Items from a data source:
================

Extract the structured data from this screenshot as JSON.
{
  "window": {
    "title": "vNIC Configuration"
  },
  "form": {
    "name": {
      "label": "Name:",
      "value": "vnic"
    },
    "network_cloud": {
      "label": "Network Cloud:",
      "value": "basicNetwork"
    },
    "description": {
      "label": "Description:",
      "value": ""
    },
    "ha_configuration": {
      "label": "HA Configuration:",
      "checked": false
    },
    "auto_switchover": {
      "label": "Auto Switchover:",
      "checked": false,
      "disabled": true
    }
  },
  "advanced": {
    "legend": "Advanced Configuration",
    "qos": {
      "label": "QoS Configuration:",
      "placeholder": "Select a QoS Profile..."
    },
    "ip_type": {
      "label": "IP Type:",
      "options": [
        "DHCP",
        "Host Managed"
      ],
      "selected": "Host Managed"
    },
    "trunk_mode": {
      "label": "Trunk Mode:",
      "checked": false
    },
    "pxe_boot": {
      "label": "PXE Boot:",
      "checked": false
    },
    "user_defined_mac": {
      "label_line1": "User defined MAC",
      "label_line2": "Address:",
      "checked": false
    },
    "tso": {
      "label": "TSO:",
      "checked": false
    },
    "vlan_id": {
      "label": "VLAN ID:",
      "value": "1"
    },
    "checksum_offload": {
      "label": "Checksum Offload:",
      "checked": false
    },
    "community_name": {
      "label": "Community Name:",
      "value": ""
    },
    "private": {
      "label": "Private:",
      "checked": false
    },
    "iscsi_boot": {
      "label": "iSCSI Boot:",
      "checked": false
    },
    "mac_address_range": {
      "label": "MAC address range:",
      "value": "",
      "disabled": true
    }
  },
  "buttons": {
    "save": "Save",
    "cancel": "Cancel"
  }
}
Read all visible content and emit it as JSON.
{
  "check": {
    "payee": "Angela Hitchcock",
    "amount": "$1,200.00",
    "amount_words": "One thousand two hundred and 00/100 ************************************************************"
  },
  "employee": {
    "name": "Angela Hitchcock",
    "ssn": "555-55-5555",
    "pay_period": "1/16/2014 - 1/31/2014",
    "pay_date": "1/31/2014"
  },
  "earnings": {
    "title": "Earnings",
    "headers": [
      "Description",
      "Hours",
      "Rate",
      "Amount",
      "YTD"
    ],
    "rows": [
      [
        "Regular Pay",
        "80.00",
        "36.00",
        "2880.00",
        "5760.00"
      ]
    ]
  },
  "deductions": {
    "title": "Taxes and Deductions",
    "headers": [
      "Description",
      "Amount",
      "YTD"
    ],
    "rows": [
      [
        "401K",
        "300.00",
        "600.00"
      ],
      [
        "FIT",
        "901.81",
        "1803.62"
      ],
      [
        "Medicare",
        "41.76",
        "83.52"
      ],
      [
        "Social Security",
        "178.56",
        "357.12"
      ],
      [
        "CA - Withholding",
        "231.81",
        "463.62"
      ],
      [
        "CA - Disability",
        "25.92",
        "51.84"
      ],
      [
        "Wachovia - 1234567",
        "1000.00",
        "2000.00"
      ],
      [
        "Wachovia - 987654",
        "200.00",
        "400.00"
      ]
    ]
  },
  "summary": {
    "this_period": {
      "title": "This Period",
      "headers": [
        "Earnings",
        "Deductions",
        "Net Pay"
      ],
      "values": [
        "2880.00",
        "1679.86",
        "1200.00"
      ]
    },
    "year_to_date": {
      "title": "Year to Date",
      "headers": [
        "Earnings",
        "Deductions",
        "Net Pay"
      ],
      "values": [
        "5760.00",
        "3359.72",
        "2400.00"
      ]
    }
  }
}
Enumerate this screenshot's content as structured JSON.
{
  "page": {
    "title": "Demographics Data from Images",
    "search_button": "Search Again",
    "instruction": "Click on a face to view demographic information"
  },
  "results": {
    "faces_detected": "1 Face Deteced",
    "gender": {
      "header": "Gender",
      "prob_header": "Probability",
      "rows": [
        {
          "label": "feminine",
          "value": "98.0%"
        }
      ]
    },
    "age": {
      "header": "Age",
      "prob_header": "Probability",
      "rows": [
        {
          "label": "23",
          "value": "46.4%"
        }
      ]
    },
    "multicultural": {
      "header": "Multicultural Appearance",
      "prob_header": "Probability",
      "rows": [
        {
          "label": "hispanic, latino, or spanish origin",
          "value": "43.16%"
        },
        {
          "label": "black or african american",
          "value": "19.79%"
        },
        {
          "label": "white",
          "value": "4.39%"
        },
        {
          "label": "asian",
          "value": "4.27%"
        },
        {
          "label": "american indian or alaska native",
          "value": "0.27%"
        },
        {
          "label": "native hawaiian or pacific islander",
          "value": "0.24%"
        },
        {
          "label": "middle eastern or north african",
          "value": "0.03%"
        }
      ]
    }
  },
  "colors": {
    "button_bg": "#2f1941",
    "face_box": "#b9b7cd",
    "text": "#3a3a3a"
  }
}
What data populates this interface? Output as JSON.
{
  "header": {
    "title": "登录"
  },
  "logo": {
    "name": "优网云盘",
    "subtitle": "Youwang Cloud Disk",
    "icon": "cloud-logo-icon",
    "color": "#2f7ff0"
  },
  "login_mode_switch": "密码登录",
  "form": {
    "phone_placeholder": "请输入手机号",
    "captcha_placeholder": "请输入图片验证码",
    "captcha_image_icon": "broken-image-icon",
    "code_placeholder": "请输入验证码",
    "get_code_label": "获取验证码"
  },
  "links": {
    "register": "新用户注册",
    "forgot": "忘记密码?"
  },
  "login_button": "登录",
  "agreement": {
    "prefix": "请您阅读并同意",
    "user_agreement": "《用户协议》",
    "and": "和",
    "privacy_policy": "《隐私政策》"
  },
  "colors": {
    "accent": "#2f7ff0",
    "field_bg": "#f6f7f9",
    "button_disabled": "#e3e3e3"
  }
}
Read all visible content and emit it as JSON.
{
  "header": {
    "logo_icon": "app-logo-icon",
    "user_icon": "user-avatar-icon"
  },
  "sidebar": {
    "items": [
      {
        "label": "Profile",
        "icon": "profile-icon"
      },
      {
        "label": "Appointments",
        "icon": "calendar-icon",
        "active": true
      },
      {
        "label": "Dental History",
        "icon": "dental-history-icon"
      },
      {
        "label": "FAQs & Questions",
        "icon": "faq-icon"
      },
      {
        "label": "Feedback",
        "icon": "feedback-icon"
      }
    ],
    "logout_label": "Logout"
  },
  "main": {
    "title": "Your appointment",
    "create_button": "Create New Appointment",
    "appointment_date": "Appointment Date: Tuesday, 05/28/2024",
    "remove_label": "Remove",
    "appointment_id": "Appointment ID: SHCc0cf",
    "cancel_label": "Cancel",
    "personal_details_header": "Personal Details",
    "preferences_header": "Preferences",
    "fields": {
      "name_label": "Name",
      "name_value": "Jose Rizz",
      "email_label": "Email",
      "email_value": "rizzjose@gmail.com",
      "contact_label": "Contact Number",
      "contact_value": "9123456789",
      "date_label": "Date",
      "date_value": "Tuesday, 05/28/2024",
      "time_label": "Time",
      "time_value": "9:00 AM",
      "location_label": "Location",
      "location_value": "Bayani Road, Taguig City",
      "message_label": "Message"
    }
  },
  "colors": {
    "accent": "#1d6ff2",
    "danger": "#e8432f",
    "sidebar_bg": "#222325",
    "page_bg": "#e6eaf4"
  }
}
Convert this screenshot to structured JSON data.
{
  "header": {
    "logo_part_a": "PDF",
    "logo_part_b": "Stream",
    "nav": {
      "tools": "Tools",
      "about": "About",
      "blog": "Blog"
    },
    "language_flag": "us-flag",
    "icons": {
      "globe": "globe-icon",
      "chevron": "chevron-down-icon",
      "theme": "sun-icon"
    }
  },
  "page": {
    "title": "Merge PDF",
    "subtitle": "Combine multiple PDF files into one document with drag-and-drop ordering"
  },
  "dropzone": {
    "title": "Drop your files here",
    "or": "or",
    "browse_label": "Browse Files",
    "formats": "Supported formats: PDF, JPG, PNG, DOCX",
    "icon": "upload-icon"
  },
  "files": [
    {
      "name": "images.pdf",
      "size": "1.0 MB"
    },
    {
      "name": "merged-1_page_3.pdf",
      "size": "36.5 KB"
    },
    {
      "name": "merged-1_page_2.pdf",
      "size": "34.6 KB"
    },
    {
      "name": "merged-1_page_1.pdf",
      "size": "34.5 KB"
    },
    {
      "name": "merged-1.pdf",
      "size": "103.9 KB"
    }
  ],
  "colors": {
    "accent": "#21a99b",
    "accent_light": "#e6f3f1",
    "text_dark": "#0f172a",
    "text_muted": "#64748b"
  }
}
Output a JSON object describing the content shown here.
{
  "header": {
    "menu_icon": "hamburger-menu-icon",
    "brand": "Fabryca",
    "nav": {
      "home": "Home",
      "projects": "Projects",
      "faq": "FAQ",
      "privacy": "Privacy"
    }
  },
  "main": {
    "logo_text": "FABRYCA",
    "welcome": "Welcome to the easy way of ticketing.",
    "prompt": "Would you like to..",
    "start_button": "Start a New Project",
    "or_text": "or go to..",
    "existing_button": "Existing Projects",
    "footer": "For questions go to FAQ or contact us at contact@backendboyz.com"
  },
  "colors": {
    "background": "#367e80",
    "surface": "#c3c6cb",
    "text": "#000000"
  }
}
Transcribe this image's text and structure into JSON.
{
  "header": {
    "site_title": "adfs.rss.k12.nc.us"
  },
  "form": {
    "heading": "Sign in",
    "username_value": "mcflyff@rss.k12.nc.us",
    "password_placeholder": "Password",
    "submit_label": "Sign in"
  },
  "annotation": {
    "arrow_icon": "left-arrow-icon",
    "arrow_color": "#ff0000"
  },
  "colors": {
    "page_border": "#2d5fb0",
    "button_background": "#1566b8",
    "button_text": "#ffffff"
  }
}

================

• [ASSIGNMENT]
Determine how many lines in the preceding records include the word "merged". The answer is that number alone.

• [WRITTEN SOLUTION]
4